According to the Daily Mail, sales of Christen Press and Tobin Heath shirts outsold any of those of Manchester United’s men’s players for the first three days after their high-profile signings. At the club who had the highest shirt sales in the world during the 2018/19 season, that's a big deal.
A new market
The new transfers from the NWSL has coincided with a spike in interest from the USA. The search term 'Tottenham Hotspur Women' received its highest ever interest from the United States around the time of Morgan's move according to Google Trends. Similar spikes in interest were seen around the other additions to clubs in the league with interest to 'Manchester City Women' and 'Manchester United Women' also increasing.
Coming back from pregnancy and a large time out of football, Morgan will likely not provide the same on-the-pitch impact as the other American additions, but it's the epitome of a 'sensible transfer' from Spurs.
Clubs traditionally make 7.5% commission from shirt and merchandise sales. At £70 per shirt, it would take 19,048 to be sold to earn the club more than the £100,000 prize money that the winner of the division receives.
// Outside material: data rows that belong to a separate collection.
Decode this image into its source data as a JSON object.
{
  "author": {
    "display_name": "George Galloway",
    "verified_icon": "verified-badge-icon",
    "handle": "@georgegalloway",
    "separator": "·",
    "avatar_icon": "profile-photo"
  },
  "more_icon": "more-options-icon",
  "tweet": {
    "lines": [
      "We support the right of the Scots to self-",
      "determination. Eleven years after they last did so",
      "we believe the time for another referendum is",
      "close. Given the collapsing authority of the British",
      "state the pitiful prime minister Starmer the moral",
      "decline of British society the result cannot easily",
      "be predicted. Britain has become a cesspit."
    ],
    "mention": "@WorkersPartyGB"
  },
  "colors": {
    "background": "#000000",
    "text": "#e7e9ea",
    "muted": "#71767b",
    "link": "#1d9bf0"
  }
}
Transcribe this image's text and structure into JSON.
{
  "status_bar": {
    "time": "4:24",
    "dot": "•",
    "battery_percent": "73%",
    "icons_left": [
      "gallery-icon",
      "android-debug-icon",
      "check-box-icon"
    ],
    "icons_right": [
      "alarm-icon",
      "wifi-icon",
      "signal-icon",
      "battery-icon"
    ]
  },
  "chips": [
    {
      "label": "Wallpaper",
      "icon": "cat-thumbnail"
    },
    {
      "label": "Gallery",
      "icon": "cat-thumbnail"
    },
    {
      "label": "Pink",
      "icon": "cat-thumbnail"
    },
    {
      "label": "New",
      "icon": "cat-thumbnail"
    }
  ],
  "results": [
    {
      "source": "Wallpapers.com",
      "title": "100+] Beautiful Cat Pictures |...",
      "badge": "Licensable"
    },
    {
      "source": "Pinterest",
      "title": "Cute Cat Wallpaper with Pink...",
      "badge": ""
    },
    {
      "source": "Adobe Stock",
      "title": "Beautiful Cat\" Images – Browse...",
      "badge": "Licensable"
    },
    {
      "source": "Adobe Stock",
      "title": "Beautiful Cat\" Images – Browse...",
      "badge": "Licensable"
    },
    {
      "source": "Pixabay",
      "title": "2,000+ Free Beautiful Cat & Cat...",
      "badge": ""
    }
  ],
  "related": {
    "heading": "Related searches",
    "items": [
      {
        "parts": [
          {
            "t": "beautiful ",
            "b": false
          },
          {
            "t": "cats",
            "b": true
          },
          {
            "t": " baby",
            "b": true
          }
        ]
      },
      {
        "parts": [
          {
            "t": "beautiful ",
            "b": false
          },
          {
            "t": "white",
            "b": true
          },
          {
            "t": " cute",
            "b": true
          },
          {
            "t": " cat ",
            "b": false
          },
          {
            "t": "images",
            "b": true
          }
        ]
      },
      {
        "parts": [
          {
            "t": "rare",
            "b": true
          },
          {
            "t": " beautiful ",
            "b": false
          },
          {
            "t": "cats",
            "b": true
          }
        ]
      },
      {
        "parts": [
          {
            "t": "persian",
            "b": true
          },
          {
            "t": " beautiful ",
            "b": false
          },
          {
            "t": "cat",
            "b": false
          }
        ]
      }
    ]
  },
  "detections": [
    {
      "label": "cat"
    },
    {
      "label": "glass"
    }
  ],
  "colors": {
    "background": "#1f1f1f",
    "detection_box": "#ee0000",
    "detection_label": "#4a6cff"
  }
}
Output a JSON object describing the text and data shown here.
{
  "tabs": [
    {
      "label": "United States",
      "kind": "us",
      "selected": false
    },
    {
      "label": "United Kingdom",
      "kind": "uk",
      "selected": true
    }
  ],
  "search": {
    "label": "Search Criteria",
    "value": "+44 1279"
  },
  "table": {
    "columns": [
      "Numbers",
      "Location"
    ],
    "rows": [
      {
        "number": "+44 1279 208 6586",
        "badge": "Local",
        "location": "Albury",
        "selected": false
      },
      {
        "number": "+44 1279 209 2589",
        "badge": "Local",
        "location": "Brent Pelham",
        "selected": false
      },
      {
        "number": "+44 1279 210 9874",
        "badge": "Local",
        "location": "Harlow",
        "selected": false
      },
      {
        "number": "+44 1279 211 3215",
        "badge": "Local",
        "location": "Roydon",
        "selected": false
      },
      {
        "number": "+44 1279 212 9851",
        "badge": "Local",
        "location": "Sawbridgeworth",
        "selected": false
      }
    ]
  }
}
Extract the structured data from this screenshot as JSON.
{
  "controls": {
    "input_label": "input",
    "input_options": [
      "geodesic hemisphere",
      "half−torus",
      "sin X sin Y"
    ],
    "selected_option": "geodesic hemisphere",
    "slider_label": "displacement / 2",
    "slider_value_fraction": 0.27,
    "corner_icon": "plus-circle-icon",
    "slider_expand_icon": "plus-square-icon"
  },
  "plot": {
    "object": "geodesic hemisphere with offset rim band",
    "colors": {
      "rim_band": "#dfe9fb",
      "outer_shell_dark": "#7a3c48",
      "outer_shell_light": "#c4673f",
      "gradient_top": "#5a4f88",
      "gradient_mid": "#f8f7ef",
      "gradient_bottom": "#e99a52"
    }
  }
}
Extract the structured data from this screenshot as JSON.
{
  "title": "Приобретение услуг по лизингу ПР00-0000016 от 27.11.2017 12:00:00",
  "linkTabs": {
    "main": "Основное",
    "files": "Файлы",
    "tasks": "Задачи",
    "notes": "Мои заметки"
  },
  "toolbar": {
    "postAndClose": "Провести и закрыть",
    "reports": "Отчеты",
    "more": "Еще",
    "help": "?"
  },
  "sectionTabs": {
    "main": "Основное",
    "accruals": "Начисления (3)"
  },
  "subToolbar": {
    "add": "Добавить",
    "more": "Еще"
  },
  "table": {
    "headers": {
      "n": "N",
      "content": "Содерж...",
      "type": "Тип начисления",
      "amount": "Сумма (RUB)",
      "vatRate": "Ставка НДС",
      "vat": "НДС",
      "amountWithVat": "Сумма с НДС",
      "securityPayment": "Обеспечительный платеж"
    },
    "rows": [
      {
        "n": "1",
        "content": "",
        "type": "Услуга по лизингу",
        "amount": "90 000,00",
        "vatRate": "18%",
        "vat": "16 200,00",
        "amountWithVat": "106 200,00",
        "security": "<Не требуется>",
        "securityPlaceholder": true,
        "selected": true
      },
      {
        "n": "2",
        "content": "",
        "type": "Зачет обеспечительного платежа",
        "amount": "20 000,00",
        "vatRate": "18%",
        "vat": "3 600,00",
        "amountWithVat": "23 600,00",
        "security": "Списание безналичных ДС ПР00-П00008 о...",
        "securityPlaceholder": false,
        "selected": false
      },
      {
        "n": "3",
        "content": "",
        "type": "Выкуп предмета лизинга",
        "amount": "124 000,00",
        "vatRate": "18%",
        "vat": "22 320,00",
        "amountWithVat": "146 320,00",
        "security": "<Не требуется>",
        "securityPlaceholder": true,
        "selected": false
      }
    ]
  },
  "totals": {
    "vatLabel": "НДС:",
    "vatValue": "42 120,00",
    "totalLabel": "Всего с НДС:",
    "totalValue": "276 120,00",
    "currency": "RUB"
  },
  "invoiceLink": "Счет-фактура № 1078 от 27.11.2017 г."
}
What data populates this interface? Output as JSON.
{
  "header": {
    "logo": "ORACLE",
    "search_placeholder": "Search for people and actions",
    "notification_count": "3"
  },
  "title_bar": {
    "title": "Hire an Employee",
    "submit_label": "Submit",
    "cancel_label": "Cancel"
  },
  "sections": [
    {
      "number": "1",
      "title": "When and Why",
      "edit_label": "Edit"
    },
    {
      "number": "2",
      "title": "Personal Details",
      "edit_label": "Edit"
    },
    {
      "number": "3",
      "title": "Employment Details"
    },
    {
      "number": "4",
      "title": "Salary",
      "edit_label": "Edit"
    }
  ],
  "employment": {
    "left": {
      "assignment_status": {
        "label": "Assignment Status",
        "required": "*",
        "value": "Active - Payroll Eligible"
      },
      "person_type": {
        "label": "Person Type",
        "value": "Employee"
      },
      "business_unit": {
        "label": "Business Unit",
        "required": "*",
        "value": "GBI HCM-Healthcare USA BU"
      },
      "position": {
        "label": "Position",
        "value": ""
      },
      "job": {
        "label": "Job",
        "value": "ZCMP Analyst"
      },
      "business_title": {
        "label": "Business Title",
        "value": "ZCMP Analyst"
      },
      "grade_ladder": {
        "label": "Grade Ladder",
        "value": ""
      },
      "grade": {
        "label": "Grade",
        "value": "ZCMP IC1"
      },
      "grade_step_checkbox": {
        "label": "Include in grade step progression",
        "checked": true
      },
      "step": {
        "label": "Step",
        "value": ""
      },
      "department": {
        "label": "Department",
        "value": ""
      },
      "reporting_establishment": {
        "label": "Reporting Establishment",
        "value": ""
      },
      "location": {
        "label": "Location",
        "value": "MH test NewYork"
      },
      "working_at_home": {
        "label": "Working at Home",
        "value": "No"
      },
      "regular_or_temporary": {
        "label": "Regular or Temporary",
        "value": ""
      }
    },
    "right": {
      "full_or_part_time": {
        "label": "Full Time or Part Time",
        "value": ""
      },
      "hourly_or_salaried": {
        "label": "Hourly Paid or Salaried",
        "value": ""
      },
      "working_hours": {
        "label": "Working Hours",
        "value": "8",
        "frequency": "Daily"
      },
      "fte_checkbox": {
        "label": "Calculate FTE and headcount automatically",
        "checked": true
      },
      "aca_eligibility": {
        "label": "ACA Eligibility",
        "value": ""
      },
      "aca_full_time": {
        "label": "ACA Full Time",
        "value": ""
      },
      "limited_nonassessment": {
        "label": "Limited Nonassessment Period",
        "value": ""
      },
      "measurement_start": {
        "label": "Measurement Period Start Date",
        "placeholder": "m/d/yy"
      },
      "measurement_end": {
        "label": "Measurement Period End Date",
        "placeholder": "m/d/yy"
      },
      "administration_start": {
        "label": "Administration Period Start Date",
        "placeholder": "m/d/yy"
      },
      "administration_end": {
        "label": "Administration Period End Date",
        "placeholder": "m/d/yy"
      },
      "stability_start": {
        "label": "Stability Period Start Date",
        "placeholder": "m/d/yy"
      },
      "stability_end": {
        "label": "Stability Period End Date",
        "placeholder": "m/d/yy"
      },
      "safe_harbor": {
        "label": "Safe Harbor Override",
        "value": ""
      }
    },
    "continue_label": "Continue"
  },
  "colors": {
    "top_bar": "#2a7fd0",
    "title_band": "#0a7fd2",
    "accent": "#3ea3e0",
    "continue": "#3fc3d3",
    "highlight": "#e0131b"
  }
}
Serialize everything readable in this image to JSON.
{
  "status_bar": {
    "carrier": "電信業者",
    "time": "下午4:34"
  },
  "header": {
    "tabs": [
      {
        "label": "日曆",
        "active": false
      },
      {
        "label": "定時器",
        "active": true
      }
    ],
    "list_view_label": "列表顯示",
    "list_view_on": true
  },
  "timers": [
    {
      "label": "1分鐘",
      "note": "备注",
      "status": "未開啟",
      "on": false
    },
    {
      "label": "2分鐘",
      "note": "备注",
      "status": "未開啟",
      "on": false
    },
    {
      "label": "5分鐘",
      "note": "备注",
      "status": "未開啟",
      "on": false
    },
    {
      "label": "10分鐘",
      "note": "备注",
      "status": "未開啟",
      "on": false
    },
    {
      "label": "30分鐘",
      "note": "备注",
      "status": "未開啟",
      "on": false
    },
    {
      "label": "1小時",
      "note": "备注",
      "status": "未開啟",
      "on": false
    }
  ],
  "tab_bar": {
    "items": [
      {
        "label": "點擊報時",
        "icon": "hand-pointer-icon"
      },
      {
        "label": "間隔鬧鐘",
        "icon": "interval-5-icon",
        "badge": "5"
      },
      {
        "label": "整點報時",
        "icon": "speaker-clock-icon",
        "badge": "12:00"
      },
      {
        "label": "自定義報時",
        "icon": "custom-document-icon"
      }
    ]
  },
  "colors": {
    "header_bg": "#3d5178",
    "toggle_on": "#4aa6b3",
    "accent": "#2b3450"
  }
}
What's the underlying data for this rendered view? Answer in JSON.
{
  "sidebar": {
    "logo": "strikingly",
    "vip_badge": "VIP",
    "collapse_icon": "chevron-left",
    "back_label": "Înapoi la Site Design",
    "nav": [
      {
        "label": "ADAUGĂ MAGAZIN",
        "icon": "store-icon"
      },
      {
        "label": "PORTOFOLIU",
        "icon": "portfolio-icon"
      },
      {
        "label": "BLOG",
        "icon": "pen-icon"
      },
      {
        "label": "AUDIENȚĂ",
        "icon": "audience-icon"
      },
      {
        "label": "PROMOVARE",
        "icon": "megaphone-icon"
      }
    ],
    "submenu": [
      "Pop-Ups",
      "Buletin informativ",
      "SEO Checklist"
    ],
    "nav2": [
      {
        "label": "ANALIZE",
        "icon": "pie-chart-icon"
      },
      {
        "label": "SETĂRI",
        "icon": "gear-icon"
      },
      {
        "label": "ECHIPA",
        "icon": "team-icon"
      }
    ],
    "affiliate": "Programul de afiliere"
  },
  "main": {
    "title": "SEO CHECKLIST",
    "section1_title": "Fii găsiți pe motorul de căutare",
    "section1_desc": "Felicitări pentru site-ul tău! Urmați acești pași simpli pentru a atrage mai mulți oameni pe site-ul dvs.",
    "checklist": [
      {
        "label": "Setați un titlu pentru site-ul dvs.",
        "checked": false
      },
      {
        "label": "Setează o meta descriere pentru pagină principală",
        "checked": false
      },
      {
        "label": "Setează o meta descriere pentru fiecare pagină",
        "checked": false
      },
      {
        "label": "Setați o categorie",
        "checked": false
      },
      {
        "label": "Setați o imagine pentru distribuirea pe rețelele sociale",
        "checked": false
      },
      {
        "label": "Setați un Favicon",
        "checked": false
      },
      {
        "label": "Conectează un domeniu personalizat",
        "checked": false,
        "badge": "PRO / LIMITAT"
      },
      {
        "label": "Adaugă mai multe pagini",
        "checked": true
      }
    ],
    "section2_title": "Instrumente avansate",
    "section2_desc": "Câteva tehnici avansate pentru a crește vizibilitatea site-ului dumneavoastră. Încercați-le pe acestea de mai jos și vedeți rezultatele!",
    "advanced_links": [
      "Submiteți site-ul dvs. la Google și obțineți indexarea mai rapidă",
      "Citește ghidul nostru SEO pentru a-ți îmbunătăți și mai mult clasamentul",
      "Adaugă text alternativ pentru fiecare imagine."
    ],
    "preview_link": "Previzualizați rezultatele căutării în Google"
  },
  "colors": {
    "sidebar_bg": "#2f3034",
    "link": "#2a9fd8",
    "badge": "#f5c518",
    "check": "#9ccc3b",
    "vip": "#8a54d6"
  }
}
With more followers on Instagram than the club's official account, it would not be a difficult feat for Alex Morgan's total 13.3m followers across Twitter and Instagram to convert that number of people.
With their big-name signings, Tottenham Hotspur and Manchester United have placed themselves in the spotlight in women's football's biggest market. Despite both clubs being in the top flight for only their second year, they have, at least commercially, now earned themselves a spot among the biggest through their latest signings.
For Spurs, who do not have one of the biggest brand names in the world behind them, Alex Morgan will help to grow both the men's and women's side's popularity in the country with the addition of Gareth Bale adding a sense of familiarity in a market where Real Madrid already carry the same brand familiarity as the likes of United.
Building a sustainable division
If the Women's Super League wants to stake a claim as the best women's football league in the world, it has to be able to sustain itself financially. At the moment, the majority of clubs in the division make losses and are subsidised by a men's side with little security to their own finances.
The demise of Sunderland from the top flight coinciding with the men's side's drop from the Premier League and subsequent financial struggles has already been seen and shown just how volatile women's sports can be if the financial backers opt to pull the plug.
This season, women's football in England has increased its global viewer base with deals brokered via AtaFootball to show the league in the USA, Germany and Italy - only further opening avenues for increased investment.
Domestically, the division's TV rights are available for purchase when the current English broadcast deal ends and it looks likely that Sky Sports will air WSL fixtures from the 2021/22 season onwards according to reports from the Telegraph.
More has to be done to seize the opportunities available if women's football in England is able to stand on its own financial footing. The recent round of the Continental Cup showed a state of nonchalance from broadcasters with only a handful of games available to watch on club's in-house streaming services.
An often-untapped market is there for women's football but it needs to be taken seriously for the value to be properly utilised. When fans want to spend their money, it's not good enough if a player's shirt is not available to be purchased, if women's sizes aren't available or if they do not ship internationally.